As soon as somebody told us sterilising tablets, we ditched the machine and swapped to a 10-liter plastic box, filled with water and a sterilising tablet. You can leave bottles in it for 24 hours before having to change the water, and it’s super-easy to travel with too. My top tip, definitely.
Baby changing tables
I know it’s not technically a gadget, but it was definitely something you could easily live without – unless of course you have a physical limitation which makes it necessary. I should point out that we happily used ours for a good few months – it *was* especially useful for Sara in the post-caesarian days after birth. But as soon as we got rid of it (due to space-saving) I realised it had been a complete waste of space – changing baby on a changing-mat on the floor is WAY easier, and something you’ll have to get used to out in the real-world anyway.
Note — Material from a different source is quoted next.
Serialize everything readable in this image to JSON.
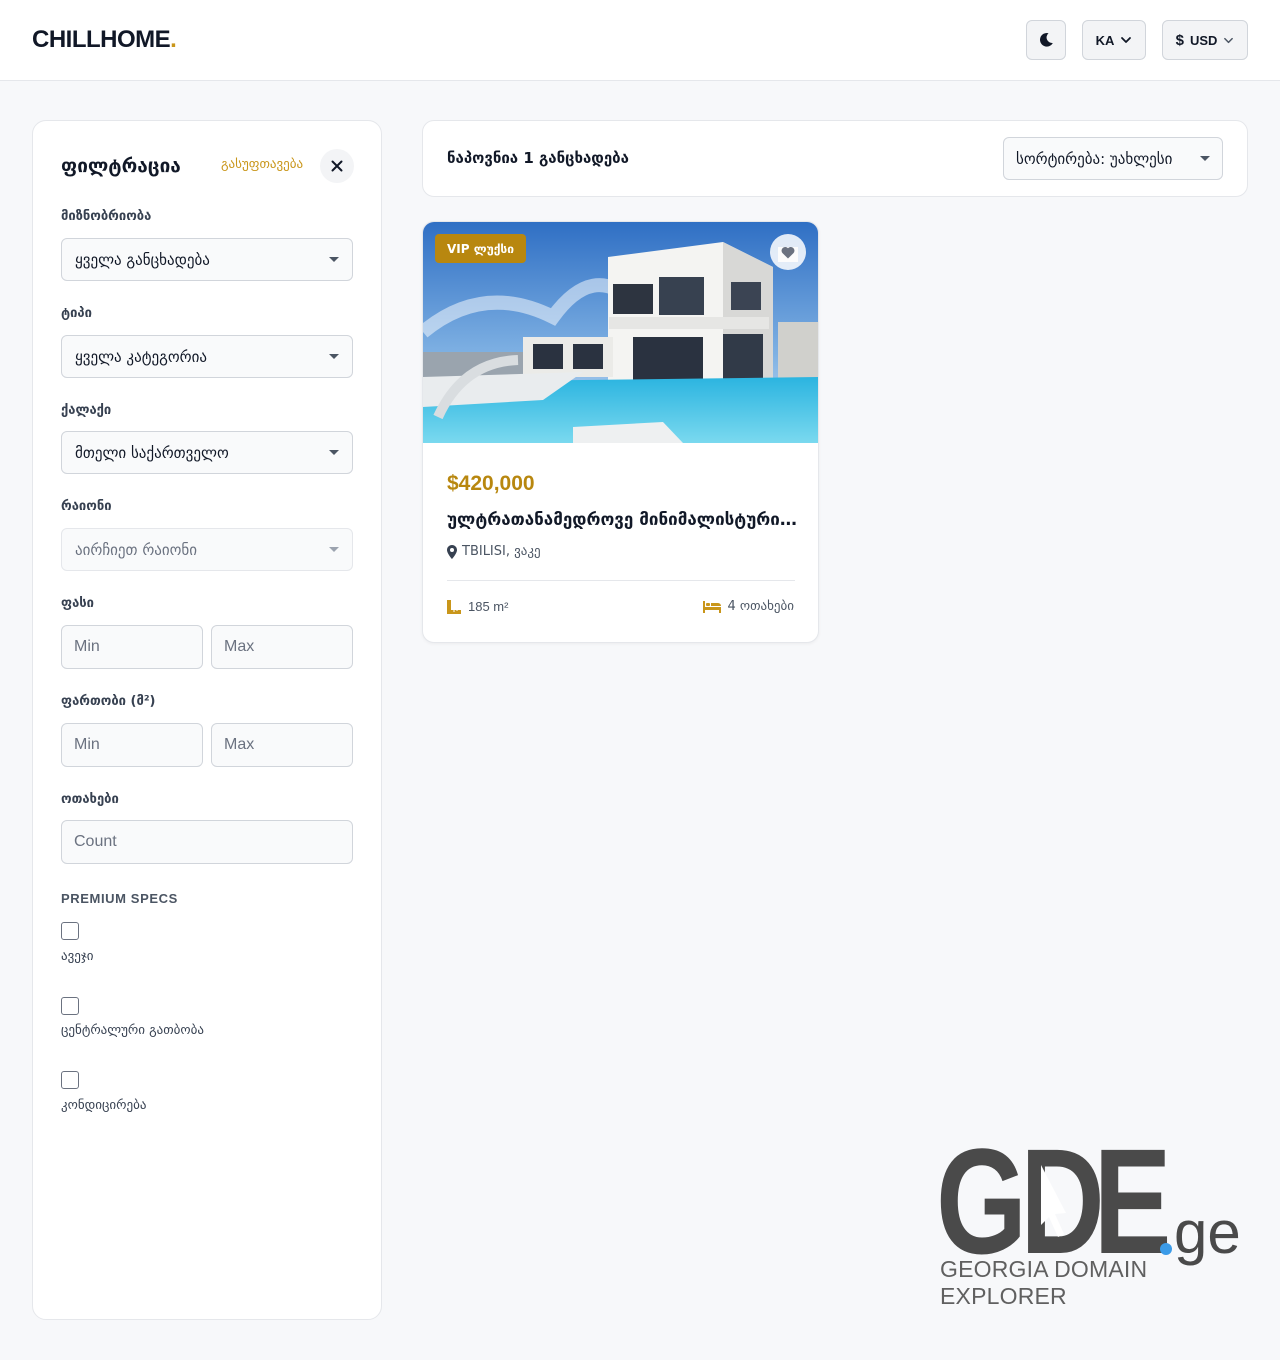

Save the hassle and don’t bother, or at the very least ditch it as soon as it becomes anything but a necessity…
Diaper Genie / Nappy Disposal Units
I’ve not experienced this one personally, but a LOT of people told me they found these to be a complete waste of space. I actually wanted to buy one, but Sara (very sensibly) persuaded me against it – people tell me they are VERY clumsy to use, usually result in a pooy-hand problem as you try to wrangle the nappy in to the opening and generally don’t work. And let’s face it, how hard is it to drop a used nappy in to a nappy-bag and chuck it in the bin?! The little bin they give you under the disposal unit only holds about 5 or 6 nappies before you need to demolish it and empty the thing, so I say why bother!
Baby Slings / Snuggies
You see people walking around with these in ‘bohemian’ areas of London – baby wrapped round your body, just like you see in those documentaries about tribes people, don’t you know. In reality, they’re a total pain in the arse – tough to wrangle on to anything but the lithest of bodies, and very un-nerving for the mother – I don’t know about you, but I certainly wouldn’t be confident enough in my abilities not to risk the baby dropping out of it when you bend over.
Wake-up glow clock
This probably isn’t the correct name for it, but the concept is fairly straight-forward, with a selection of variations on one theme – it’s a clock, with one method or other to tell your child when it’s “getting up time”, and when they should be asleep. Ours was electonic, my brother’s was a wall-mounted clock with a rabbit on. Both, to my knowledge, failed miserably.
Unless your child is old enough to “get” the concept – which I’d argue they’re not going to be until at least 6 or 7 – they’re just going to ignore it. Robert can’t have looked at his more than once, and unless we’d have popped it on the pillow next to him, it’s never going to make a jot of difference to when he decides to wake up / get up / call out for a drink. Rubbish!
Another one I’ve not experience personally, but I’m reliably informed by other parents that these blankets – supposedly weighted in a clever way to resemble a ‘hug’ – are totally pointless. Children kick them straight off and they sit their on the floor, reminding them of the £25 you wasted on them.
This is probably a fairly ‘niche’ baby product, but as cat owners we were told horror stories about how cats could jump in to the cot/moses basket with your baby, and suffocate them in their sleep. Obviously this is probably based on true stories, but from personal experience, the cat net was a complete waste of time. Both of our cats were completely uninterested in Robert, especially when he screamed.
I wouldn’t want to risk being the person that says “Don’t buy it” and then find out that a baby suffocated as a result, but I’ll say this – don’t waste too much money on them!
So, those are my tips – take them or leave them, but either way, let me know your thoughts. Did I miss something? Did you find bottle warmers to be the best thing since sliced bread? Let me know!